Work item: Where the records hold the string "message", show the whole line it sits on.
--- Supplied material ---
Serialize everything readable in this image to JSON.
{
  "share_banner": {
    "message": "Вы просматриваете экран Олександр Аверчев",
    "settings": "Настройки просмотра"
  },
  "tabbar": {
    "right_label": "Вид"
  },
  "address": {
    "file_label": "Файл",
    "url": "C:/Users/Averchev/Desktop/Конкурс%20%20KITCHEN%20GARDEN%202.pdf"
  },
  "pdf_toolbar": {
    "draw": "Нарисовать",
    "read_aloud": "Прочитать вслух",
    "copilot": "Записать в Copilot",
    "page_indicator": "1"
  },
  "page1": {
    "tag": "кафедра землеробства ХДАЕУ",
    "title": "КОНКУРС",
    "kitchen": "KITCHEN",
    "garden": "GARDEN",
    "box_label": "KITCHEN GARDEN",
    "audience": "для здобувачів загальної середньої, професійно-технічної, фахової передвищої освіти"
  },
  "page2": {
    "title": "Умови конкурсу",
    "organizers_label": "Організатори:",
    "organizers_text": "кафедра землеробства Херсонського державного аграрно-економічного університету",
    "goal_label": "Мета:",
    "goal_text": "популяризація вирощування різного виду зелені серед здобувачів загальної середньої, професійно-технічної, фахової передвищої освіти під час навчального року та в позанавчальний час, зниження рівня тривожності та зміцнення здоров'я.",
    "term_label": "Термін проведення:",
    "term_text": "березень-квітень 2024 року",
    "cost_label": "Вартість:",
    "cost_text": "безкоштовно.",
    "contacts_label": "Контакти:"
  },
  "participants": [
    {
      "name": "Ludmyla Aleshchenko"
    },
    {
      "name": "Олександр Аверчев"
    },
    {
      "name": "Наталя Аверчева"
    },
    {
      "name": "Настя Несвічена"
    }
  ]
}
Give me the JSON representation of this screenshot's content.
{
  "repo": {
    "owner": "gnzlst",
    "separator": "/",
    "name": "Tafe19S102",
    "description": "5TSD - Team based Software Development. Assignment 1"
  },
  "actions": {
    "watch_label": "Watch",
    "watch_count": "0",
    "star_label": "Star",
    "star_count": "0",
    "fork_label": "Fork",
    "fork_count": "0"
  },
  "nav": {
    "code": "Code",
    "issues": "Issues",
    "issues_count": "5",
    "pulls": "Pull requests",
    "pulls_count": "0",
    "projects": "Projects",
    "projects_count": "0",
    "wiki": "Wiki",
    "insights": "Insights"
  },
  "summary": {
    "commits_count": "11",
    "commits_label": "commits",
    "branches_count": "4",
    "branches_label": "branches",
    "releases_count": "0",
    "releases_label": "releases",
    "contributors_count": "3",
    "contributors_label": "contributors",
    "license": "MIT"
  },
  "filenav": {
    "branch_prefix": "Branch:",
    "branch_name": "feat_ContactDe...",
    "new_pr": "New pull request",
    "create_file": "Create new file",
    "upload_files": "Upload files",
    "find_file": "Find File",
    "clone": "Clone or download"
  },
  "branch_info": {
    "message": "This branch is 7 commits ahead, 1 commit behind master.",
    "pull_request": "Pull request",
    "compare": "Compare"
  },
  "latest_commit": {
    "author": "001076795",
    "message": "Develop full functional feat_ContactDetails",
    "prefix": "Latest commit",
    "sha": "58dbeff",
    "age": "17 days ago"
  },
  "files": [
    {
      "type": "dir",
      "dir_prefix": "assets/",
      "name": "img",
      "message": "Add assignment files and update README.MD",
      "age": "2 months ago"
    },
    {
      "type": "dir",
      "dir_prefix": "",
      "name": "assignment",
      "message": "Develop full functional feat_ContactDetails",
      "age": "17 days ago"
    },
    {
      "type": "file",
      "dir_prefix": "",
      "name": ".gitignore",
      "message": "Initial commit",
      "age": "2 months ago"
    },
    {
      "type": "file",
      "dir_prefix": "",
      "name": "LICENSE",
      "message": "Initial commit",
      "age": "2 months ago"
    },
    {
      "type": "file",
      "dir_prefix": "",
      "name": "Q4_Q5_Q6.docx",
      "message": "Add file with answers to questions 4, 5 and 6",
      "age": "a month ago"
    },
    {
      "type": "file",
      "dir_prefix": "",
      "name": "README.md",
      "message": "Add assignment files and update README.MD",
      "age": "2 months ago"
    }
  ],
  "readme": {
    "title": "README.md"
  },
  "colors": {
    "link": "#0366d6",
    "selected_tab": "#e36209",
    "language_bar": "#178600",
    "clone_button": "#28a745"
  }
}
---
Response to this exercise:
    "message": "Вы просматриваете экран Олександр Аверчев",
    "message": "This branch is 7 commits ahead, 1 commit behind master.",
    "message": "Develop full functional feat_ContactDetails",
      "message": "Add assignment files and update README.MD",
      "message": "Develop full functional feat_ContactDetails",
      "message": "Initial commit",
      "message": "Initial commit",
      "message": "Add file with answers to questions 4, 5 and 6",
      "message": "Add assignment files and update README.MD",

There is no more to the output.